> Dataset content:
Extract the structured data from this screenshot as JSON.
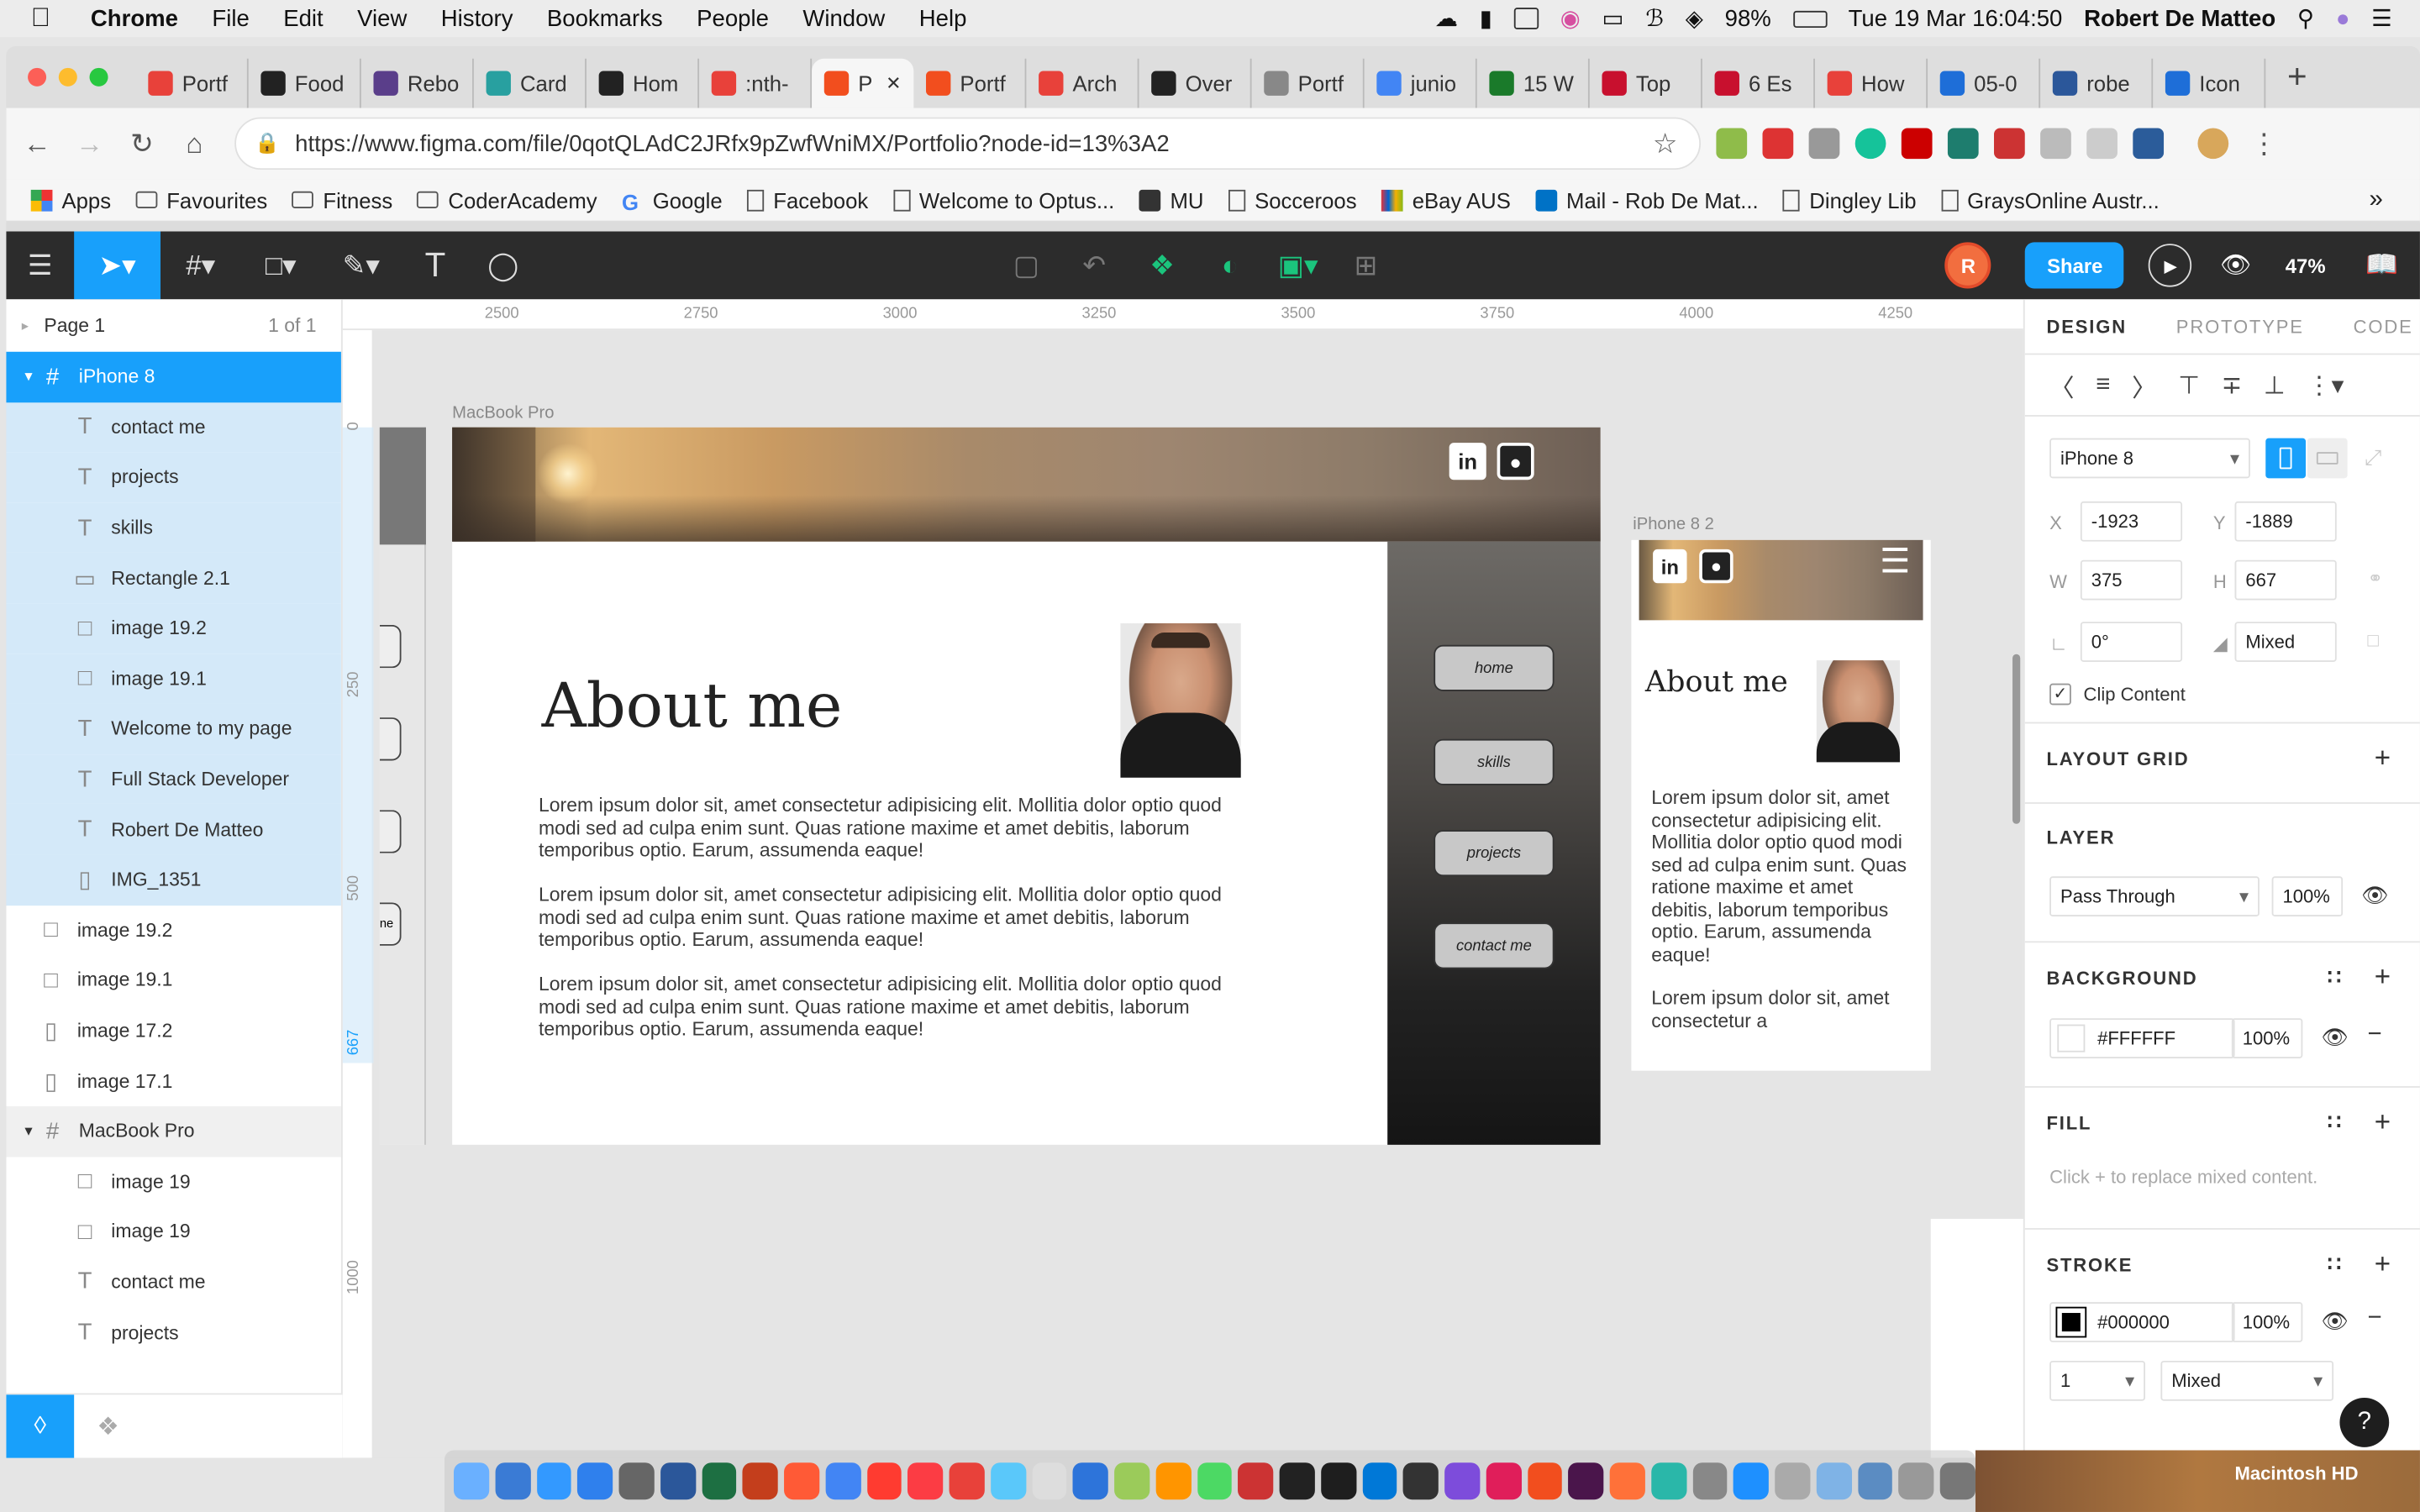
{
  "menubar": {
    "app": "Chrome",
    "items": [
      "File",
      "Edit",
      "View",
      "History",
      "Bookmarks",
      "People",
      "Window",
      "Help"
    ],
    "battery": "98%",
    "datetime": "Tue 19 Mar  16:04:50",
    "user": "Robert De Matteo"
  },
  "tabs": [
    {
      "label": "Portf",
      "color": "#e8413a"
    },
    {
      "label": "Food",
      "color": "#222222"
    },
    {
      "label": "Rebo",
      "color": "#5a3e8a"
    },
    {
      "label": "Card",
      "color": "#28a0a0"
    },
    {
      "label": "Hom",
      "color": "#222222"
    },
    {
      "label": ":nth-",
      "color": "#e8413a"
    },
    {
      "label": "P",
      "color": "#f24e1e",
      "active": true
    },
    {
      "label": "Portf",
      "color": "#f24e1e"
    },
    {
      "label": "Arch",
      "color": "#e8413a"
    },
    {
      "label": "Over",
      "color": "#222222"
    },
    {
      "label": "Portf",
      "color": "#888888"
    },
    {
      "label": "junio",
      "color": "#4285f4"
    },
    {
      "label": "15 W",
      "color": "#1a7a2a"
    },
    {
      "label": "Top",
      "color": "#c8102e"
    },
    {
      "label": "6 Es",
      "color": "#c8102e"
    },
    {
      "label": "How",
      "color": "#e8413a"
    },
    {
      "label": "05-0",
      "color": "#1e6ed8"
    },
    {
      "label": "robe",
      "color": "#2b579a"
    },
    {
      "label": "Icon",
      "color": "#1e6ed8"
    }
  ],
  "address": {
    "url": "https://www.figma.com/file/0qotQLAdC2JRfx9pZwfWniMX/Portfolio?node-id=13%3A2"
  },
  "bookmarks": [
    "Apps",
    "Favourites",
    "Fitness",
    "CoderAcademy",
    "Google",
    "Facebook",
    "Welcome to Optus...",
    "MU",
    "Socceroos",
    "eBay AUS",
    "Mail - Rob De Mat...",
    "Dingley Lib",
    "GraysOnline Austr..."
  ],
  "figma": {
    "zoom": "47%",
    "share_label": "Share",
    "avatar_letter": "R",
    "accent": "#18a0fb"
  },
  "layers": {
    "page_name": "Page 1",
    "page_count": "1 of 1",
    "items": [
      {
        "label": "iPhone 8",
        "kind": "frame",
        "level": 0,
        "selected": true,
        "header": true
      },
      {
        "label": "contact me",
        "kind": "text",
        "level": 1,
        "selected": true
      },
      {
        "label": "projects",
        "kind": "text",
        "level": 1,
        "selected": true
      },
      {
        "label": "skills",
        "kind": "text",
        "level": 1,
        "selected": true
      },
      {
        "label": "Rectangle 2.1",
        "kind": "rect",
        "level": 1,
        "selected": true
      },
      {
        "label": "image 19.2",
        "kind": "image",
        "level": 1,
        "selected": true
      },
      {
        "label": "image 19.1",
        "kind": "image",
        "level": 1,
        "selected": true
      },
      {
        "label": "Welcome to my page",
        "kind": "text",
        "level": 1,
        "selected": true
      },
      {
        "label": "Full Stack Developer",
        "kind": "text",
        "level": 1,
        "selected": true
      },
      {
        "label": "Robert De Matteo",
        "kind": "text",
        "level": 1,
        "selected": true
      },
      {
        "label": "IMG_1351",
        "kind": "image-tall",
        "level": 1,
        "selected": true
      },
      {
        "label": "image 19.2",
        "kind": "image",
        "level": 0,
        "selected": false
      },
      {
        "label": "image 19.1",
        "kind": "image",
        "level": 0,
        "selected": false
      },
      {
        "label": "image 17.2",
        "kind": "image-tall",
        "level": 0,
        "selected": false
      },
      {
        "label": "image 17.1",
        "kind": "image-tall",
        "level": 0,
        "selected": false
      },
      {
        "label": "MacBook Pro",
        "kind": "frame",
        "level": 0,
        "selected": false,
        "header": true
      },
      {
        "label": "image 19",
        "kind": "image",
        "level": 1,
        "selected": false
      },
      {
        "label": "image 19",
        "kind": "image",
        "level": 1,
        "selected": false
      },
      {
        "label": "contact me",
        "kind": "text",
        "level": 1,
        "selected": false
      },
      {
        "label": "projects",
        "kind": "text",
        "level": 1,
        "selected": false
      }
    ]
  },
  "ruler": {
    "top": [
      "2500",
      "2750",
      "3000",
      "3250",
      "3500",
      "3750",
      "4000",
      "4250"
    ],
    "left": [
      "0",
      "250",
      "500",
      "667",
      "1000",
      "250"
    ]
  },
  "artboards": {
    "macbook": {
      "label": "MacBook Pro",
      "heading": "About me",
      "paragraphs": [
        "Lorem ipsum dolor sit, amet consectetur adipisicing elit. Mollitia dolor optio quod modi sed ad culpa enim sunt. Quas ratione maxime et amet debitis, laborum temporibus optio. Earum, assumenda eaque!",
        "Lorem ipsum dolor sit, amet consectetur adipisicing elit. Mollitia dolor optio quod modi sed ad culpa enim sunt. Quas ratione maxime et amet debitis, laborum temporibus optio. Earum, assumenda eaque!",
        "Lorem ipsum dolor sit, amet consectetur adipisicing elit. Mollitia dolor optio quod modi sed ad culpa enim sunt. Quas ratione maxime et amet debitis, laborum temporibus optio. Earum, assumenda eaque!"
      ],
      "nav": [
        "home",
        "skills",
        "projects",
        "contact me"
      ],
      "side_label": "ne"
    },
    "iphone": {
      "label": "iPhone 8 2",
      "heading": "About me",
      "paragraph1": "Lorem ipsum dolor sit, amet consectetur adipisicing elit. Mollitia dolor optio quod modi sed ad culpa enim sunt. Quas ratione maxime et amet debitis, laborum temporibus optio. Earum, assumenda eaque!",
      "paragraph2": "Lorem ipsum dolor sit, amet consectetur a"
    }
  },
  "design": {
    "tabs": [
      "DESIGN",
      "PROTOTYPE",
      "CODE"
    ],
    "frame_preset": "iPhone 8",
    "x": "-1923",
    "y": "-1889",
    "w": "375",
    "h": "667",
    "rotation": "0°",
    "radius": "Mixed",
    "clip_content": "Clip Content",
    "sections": {
      "layout_grid": "LAYOUT GRID",
      "layer": "LAYER",
      "background": "BACKGROUND",
      "fill": "FILL",
      "stroke": "STROKE"
    },
    "blend": "Pass Through",
    "layer_opacity": "100%",
    "bg_hex": "#FFFFFF",
    "bg_opacity": "100%",
    "fill_hint": "Click + to replace mixed content.",
    "stroke_hex": "#000000",
    "stroke_opacity": "100%",
    "stroke_weight": "1",
    "stroke_align": "Mixed"
  },
  "dock": {
    "disk_label": "Macintosh HD"
  }
}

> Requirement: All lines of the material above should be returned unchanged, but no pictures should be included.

> Response area:
Extract the structured data from this screenshot as JSON.
{
  "menubar": {
    "app": "Chrome",
    "items": [
      "File",
      "Edit",
      "View",
      "History",
      "Bookmarks",
      "People",
      "Window",
      "Help"
    ],
    "battery": "98%",
    "datetime": "Tue 19 Mar  16:04:50",
    "user": "Robert De Matteo"
  },
  "tabs": [
    {
      "label": "Portf",
      "color": "#e8413a"
    },
    {
      "label": "Food",
      "color": "#222222"
    },
    {
      "label": "Rebo",
      "color": "#5a3e8a"
    },
    {
      "label": "Card",
      "color": "#28a0a0"
    },
    {
      "label": "Hom",
      "color": "#222222"
    },
    {
      "label": ":nth-",
      "color": "#e8413a"
    },
    {
      "label": "P",
      "color": "#f24e1e",
      "active": true
    },
    {
      "label": "Portf",
      "color": "#f24e1e"
    },
    {
      "label": "Arch",
      "color": "#e8413a"
    },
    {
      "label": "Over",
      "color": "#222222"
    },
    {
      "label": "Portf",
      "color": "#888888"
    },
    {
      "label": "junio",
      "color": "#4285f4"
    },
    {
      "label": "15 W",
      "color": "#1a7a2a"
    },
    {
      "label": "Top",
      "color": "#c8102e"
    },
    {
      "label": "6 Es",
      "color": "#c8102e"
    },
    {
      "label": "How",
      "color": "#e8413a"
    },
    {
      "label": "05-0",
      "color": "#1e6ed8"
    },
    {
      "label": "robe",
      "color": "#2b579a"
    },
    {
      "label": "Icon",
      "color": "#1e6ed8"
    }
  ],
  "address": {
    "url": "https://www.figma.com/file/0qotQLAdC2JRfx9pZwfWniMX/Portfolio?node-id=13%3A2"
  },
  "bookmarks": [
    "Apps",
    "Favourites",
    "Fitness",
    "CoderAcademy",
    "Google",
    "Facebook",
    "Welcome to Optus...",
    "MU",
    "Socceroos",
    "eBay AUS",
    "Mail - Rob De Mat...",
    "Dingley Lib",
    "GraysOnline Austr..."
  ],
  "figma": {
    "zoom": "47%",
    "share_label": "Share",
    "avatar_letter": "R",
    "accent": "#18a0fb"
  },
  "layers": {
    "page_name": "Page 1",
    "page_count": "1 of 1",
    "items": [
      {
        "label": "iPhone 8",
        "kind": "frame",
        "level": 0,
        "selected": true,
        "header": true
      },
      {
        "label": "contact me",
        "kind": "text",
        "level": 1,
        "selected": true
      },
      {
        "label": "projects",
        "kind": "text",
        "level": 1,
        "selected": true
      },
      {
        "label": "skills",
        "kind": "text",
        "level": 1,
        "selected": true
      },
      {
        "label": "Rectangle 2.1",
        "kind": "rect",
        "level": 1,
        "selected": true
      },
      {
        "label": "image 19.2",
        "kind": "image",
        "level": 1,
        "selected": true
      },
      {
        "label": "image 19.1",
        "kind": "image",
        "level": 1,
        "selected": true
      },
      {
        "label": "Welcome to my page",
        "kind": "text",
        "level": 1,
        "selected": true
      },
      {
        "label": "Full Stack Developer",
        "kind": "text",
        "level": 1,
        "selected": true
      },
      {
        "label": "Robert De Matteo",
        "kind": "text",
        "level": 1,
        "selected": true
      },
      {
        "label": "IMG_1351",
        "kind": "image-tall",
        "level": 1,
        "selected": true
      },
      {
        "label": "image 19.2",
        "kind": "image",
        "level": 0,
        "selected": false
      },
      {
        "label": "image 19.1",
        "kind": "image",
        "level": 0,
        "selected": false
      },
      {
        "label": "image 17.2",
        "kind": "image-tall",
        "level": 0,
        "selected": false
      },
      {
        "label": "image 17.1",
        "kind": "image-tall",
        "level": 0,
        "selected": false
      },
      {
        "label": "MacBook Pro",
        "kind": "frame",
        "level": 0,
        "selected": false,
        "header": true
      },
      {
        "label": "image 19",
        "kind": "image",
        "level": 1,
        "selected": false
      },
      {
        "label": "image 19",
        "kind": "image",
        "level": 1,
        "selected": false
      },
      {
        "label": "contact me",
        "kind": "text",
        "level": 1,
        "selected": false
      },
      {
        "label": "projects",
        "kind": "text",
        "level": 1,
        "selected": false
      }
    ]
  },
  "ruler": {
    "top": [
      "2500",
      "2750",
      "3000",
      "3250",
      "3500",
      "3750",
      "4000",
      "4250"
    ],
    "left": [
      "0",
      "250",
      "500",
      "667",
      "1000",
      "250"
    ]
  },
  "artboards": {
    "macbook": {
      "label": "MacBook Pro",
      "heading": "About me",
      "paragraphs": [
        "Lorem ipsum dolor sit, amet consectetur adipisicing elit. Mollitia dolor optio quod modi sed ad culpa enim sunt. Quas ratione maxime et amet debitis, laborum temporibus optio. Earum, assumenda eaque!",
        "Lorem ipsum dolor sit, amet consectetur adipisicing elit. Mollitia dolor optio quod modi sed ad culpa enim sunt. Quas ratione maxime et amet debitis, laborum temporibus optio. Earum, assumenda eaque!",
        "Lorem ipsum dolor sit, amet consectetur adipisicing elit. Mollitia dolor optio quod modi sed ad culpa enim sunt. Quas ratione maxime et amet debitis, laborum temporibus optio. Earum, assumenda eaque!"
      ],
      "nav": [
        "home",
        "skills",
        "projects",
        "contact me"
      ],
      "side_label": "ne"
    },
    "iphone": {
      "label": "iPhone 8 2",
      "heading": "About me",
      "paragraph1": "Lorem ipsum dolor sit, amet consectetur adipisicing elit. Mollitia dolor optio quod modi sed ad culpa enim sunt. Quas ratione maxime et amet debitis, laborum temporibus optio. Earum, assumenda eaque!",
      "paragraph2": "Lorem ipsum dolor sit, amet consectetur a"
    }
  },
  "design": {
    "tabs": [
      "DESIGN",
      "PROTOTYPE",
      "CODE"
    ],
    "frame_preset": "iPhone 8",
    "x": "-1923",
    "y": "-1889",
    "w": "375",
    "h": "667",
    "rotation": "0°",
    "radius": "Mixed",
    "clip_content": "Clip Content",
    "sections": {
      "layout_grid": "LAYOUT GRID",
      "layer": "LAYER",
      "background": "BACKGROUND",
      "fill": "FILL",
      "stroke": "STROKE"
    },
    "blend": "Pass Through",
    "layer_opacity": "100%",
    "bg_hex": "#FFFFFF",
    "bg_opacity": "100%",
    "fill_hint": "Click + to replace mixed content.",
    "stroke_hex": "#000000",
    "stroke_opacity": "100%",
    "stroke_weight": "1",
    "stroke_align": "Mixed"
  },
  "dock": {
    "disk_label": "Macintosh HD"
  }
}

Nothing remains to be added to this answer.